One positive that came out of this tragedy was the realisation that Black people needed to unite and needed to be heard as a community. Unanimously deciding that we have had enough created a shift from looking outside of ourselves for change to empowering people to generate solutions to the crises which had long plagued and oppressed Black people.

Can you tell us more about how you are supporting the mental health of Black communities in the UK through Bayo?

We are proud to be able to support the Bayo initiative through our Let It Out campaign. Funded by Harry’s, Let It Out encourages young Black boys and men to access mental health support through Shout 85258.

Young men from Black communities in the UK have higher levels of diagnosed severe mental illness than other communities and are more likely to face multiple risk factors for poor mental health including the stresses of living in poverty, employment insecurity and experiences of racism. The pandemic has further widened these mental health inequalities.

We conducted research through agency The Outsiders to inform the campaign, which found that many young Black boys and men are struggling with their mental health but are often reluctant to open up about their worries because they feel a pressure to come across as strong and not overly emotional.

We worked with community interest company Create Not Hate to translate the insights into a behaviour change marketing campaign. The creative was developed in collaboration with diverse groups of young people through workshops where industry mentors helped turn the initial ideas into a fully fledged campaign.

Our aim was to create an authentic campaign that will encourage young Black boys and men to take their mental health seriously, to try to open up and share their emotions instead of masking them, and to use our text service to seek help if they need it.

We are extending the reach of the campaign through Bayo to provide ‘in the moment’ mental health support to Black children, young people, men and women across the UK. If you’re feeling anxious or low, or want to start a conversation about something that’s on your mind, text ‘LET IT OUT’ to 85258 for free, confidential support, 24/7. Our trained volunteers are here to listen with empathy and without judgement to whatever you'd like to share.

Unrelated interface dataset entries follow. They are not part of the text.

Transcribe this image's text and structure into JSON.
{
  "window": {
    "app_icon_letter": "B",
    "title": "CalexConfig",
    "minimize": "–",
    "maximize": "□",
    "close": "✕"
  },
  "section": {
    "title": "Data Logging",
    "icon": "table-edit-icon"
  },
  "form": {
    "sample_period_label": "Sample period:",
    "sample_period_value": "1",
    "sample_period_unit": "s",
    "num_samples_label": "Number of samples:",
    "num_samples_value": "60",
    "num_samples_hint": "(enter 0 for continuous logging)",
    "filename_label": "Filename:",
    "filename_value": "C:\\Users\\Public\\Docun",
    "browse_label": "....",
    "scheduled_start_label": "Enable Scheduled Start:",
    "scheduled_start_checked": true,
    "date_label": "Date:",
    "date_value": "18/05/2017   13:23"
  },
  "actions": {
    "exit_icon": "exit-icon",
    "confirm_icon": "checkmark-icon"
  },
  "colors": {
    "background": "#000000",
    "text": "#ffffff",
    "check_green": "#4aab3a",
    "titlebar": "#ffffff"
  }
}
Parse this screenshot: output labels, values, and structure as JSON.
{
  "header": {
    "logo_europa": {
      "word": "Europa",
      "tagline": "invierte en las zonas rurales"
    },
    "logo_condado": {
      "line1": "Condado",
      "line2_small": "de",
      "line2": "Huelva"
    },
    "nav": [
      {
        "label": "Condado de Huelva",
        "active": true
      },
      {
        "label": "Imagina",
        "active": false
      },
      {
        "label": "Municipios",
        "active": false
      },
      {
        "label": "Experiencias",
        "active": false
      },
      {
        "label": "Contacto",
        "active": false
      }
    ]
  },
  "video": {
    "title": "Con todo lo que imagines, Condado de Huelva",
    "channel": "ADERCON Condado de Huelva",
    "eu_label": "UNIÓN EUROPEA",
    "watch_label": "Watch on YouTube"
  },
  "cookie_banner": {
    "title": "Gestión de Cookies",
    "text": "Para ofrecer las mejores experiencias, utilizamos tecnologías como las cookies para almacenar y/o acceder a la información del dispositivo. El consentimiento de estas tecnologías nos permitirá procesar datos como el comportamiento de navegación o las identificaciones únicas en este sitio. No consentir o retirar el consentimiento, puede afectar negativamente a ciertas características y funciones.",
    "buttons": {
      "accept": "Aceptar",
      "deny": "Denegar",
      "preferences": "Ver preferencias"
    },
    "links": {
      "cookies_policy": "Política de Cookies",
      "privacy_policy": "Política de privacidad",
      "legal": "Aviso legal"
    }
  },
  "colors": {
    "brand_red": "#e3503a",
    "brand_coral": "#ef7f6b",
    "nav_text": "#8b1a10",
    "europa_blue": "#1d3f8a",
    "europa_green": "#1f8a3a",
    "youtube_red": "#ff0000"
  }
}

"The fact that there's someone out there willing to listen to me has probably saved my life tonight. Thank you."

Feedback from young Black female texter